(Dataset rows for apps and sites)

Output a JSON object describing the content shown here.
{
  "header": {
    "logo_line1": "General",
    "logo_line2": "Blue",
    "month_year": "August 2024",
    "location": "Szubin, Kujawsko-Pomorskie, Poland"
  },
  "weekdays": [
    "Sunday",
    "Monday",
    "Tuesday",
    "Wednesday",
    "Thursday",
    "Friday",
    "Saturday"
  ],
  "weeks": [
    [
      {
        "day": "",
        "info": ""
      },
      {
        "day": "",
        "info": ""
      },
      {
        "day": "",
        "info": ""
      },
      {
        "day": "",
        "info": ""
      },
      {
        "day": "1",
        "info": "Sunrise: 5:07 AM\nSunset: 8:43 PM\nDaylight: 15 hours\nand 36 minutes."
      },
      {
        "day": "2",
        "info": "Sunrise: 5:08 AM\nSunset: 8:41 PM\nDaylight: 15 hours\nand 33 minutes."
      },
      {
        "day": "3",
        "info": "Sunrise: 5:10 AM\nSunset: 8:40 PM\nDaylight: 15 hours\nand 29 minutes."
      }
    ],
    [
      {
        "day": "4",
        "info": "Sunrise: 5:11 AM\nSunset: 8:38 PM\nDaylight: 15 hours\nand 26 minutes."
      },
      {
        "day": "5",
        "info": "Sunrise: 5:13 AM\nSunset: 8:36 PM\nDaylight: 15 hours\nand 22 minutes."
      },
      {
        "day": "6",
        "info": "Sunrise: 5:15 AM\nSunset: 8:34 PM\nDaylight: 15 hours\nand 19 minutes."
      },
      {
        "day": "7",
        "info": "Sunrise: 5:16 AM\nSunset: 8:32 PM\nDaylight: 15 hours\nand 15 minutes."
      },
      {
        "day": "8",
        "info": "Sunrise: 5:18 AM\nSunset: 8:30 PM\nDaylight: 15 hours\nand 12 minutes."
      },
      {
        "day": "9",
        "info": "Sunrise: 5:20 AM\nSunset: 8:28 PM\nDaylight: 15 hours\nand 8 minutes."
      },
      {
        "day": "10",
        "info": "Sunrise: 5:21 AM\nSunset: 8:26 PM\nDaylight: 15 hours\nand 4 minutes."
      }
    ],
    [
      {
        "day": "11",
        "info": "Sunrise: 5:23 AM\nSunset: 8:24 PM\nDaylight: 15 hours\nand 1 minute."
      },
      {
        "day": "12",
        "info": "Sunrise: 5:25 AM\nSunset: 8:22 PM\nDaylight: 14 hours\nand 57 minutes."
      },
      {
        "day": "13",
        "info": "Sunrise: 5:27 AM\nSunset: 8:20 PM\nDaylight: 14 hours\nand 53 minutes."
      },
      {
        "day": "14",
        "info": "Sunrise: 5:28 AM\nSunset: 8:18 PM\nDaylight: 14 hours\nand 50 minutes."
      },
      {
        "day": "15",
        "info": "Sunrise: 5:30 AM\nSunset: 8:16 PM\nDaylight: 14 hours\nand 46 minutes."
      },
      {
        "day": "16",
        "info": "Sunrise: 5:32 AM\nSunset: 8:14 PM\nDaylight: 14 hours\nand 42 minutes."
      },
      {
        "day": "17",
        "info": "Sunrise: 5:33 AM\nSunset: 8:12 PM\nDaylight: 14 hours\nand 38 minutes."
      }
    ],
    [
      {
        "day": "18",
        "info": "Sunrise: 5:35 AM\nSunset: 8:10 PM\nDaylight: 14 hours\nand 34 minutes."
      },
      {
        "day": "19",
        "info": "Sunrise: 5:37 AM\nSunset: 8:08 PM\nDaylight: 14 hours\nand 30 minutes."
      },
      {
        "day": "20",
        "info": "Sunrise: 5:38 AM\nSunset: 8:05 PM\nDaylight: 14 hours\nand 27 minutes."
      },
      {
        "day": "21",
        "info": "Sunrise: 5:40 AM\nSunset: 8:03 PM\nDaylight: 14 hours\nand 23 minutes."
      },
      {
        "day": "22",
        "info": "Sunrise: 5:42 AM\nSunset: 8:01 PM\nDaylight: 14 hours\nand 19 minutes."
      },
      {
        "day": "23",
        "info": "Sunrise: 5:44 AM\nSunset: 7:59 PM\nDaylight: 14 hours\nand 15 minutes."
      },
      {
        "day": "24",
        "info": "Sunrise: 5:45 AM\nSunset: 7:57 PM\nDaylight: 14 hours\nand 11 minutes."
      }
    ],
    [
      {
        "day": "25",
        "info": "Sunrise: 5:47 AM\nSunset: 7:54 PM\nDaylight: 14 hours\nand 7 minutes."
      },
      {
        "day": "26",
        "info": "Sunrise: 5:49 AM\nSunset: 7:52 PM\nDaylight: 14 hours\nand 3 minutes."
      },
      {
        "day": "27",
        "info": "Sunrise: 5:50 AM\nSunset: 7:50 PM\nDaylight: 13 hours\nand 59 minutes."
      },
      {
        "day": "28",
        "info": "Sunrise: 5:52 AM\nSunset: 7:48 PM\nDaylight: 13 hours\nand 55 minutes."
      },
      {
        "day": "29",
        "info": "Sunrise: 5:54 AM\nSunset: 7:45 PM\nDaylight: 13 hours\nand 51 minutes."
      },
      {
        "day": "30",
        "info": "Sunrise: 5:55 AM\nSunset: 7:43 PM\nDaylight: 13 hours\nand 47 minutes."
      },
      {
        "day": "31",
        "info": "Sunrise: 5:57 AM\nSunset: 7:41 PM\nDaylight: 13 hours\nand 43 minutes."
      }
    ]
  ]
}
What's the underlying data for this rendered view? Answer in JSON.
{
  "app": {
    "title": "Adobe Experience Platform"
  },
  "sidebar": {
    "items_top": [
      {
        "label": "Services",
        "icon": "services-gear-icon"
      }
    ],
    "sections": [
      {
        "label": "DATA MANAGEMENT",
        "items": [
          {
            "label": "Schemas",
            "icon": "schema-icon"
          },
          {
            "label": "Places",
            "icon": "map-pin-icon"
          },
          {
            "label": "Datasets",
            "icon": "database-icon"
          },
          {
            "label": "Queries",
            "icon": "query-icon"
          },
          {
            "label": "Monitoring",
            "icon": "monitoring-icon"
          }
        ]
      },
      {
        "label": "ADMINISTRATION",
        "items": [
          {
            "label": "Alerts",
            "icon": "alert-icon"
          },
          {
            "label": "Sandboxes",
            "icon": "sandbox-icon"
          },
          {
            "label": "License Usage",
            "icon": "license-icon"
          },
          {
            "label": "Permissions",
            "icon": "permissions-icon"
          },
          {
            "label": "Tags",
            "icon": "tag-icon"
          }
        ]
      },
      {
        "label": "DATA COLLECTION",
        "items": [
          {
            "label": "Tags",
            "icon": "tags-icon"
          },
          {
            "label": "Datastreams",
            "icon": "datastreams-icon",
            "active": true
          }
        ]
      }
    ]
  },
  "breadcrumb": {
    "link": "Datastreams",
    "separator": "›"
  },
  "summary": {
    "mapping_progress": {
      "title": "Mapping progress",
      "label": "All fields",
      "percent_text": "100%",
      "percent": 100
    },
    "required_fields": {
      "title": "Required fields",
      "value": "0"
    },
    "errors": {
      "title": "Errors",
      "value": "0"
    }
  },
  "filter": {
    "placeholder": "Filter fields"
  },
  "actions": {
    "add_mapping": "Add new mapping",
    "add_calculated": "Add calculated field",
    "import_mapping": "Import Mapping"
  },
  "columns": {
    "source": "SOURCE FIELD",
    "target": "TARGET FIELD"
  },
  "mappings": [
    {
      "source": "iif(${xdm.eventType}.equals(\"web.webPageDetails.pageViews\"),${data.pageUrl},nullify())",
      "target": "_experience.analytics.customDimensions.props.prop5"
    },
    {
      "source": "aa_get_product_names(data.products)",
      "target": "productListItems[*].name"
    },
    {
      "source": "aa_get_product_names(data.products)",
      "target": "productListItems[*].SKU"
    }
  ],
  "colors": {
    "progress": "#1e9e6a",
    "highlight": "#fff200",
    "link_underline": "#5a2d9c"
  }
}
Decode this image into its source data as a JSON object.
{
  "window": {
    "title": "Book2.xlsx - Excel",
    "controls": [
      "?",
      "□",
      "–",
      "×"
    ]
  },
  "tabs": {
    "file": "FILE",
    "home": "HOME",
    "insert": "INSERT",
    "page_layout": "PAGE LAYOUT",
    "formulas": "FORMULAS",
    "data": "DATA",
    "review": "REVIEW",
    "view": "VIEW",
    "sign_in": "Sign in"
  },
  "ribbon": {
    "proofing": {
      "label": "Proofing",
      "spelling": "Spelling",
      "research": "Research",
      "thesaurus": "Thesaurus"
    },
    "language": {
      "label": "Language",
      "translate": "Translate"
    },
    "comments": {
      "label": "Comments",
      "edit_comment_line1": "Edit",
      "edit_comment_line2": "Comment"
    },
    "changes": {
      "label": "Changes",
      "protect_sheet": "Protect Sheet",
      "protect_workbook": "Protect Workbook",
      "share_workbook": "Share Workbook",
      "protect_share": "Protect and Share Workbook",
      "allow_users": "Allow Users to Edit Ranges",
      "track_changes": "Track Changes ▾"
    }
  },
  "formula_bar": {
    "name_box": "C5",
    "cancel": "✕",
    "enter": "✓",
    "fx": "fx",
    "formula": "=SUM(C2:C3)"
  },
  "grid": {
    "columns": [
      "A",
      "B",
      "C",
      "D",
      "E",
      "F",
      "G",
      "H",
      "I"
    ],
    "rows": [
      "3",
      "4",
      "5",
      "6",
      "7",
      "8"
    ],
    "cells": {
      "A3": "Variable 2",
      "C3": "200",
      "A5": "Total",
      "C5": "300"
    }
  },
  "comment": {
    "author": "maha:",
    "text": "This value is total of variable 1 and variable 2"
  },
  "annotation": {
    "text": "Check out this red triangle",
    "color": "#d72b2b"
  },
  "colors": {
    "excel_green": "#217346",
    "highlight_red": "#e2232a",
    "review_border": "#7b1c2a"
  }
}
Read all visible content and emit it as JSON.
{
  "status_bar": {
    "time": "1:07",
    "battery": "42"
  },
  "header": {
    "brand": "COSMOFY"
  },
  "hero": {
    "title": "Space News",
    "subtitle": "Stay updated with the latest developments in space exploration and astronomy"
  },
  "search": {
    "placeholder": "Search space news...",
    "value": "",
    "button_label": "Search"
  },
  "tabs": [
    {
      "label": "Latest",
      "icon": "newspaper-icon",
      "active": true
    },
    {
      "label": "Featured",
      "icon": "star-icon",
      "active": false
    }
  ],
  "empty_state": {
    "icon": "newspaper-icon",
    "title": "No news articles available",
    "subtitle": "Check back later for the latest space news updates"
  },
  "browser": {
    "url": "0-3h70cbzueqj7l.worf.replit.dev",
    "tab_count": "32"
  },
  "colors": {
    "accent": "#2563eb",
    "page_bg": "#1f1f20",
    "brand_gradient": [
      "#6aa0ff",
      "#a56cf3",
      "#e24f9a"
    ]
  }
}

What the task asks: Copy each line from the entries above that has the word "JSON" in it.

Solution:
Output a JSON object describing the content shown here.
What's the underlying data for this rendered view? Answer in JSON.
Decode this image into its source data as a JSON object.
Read all visible content and emit it as JSON.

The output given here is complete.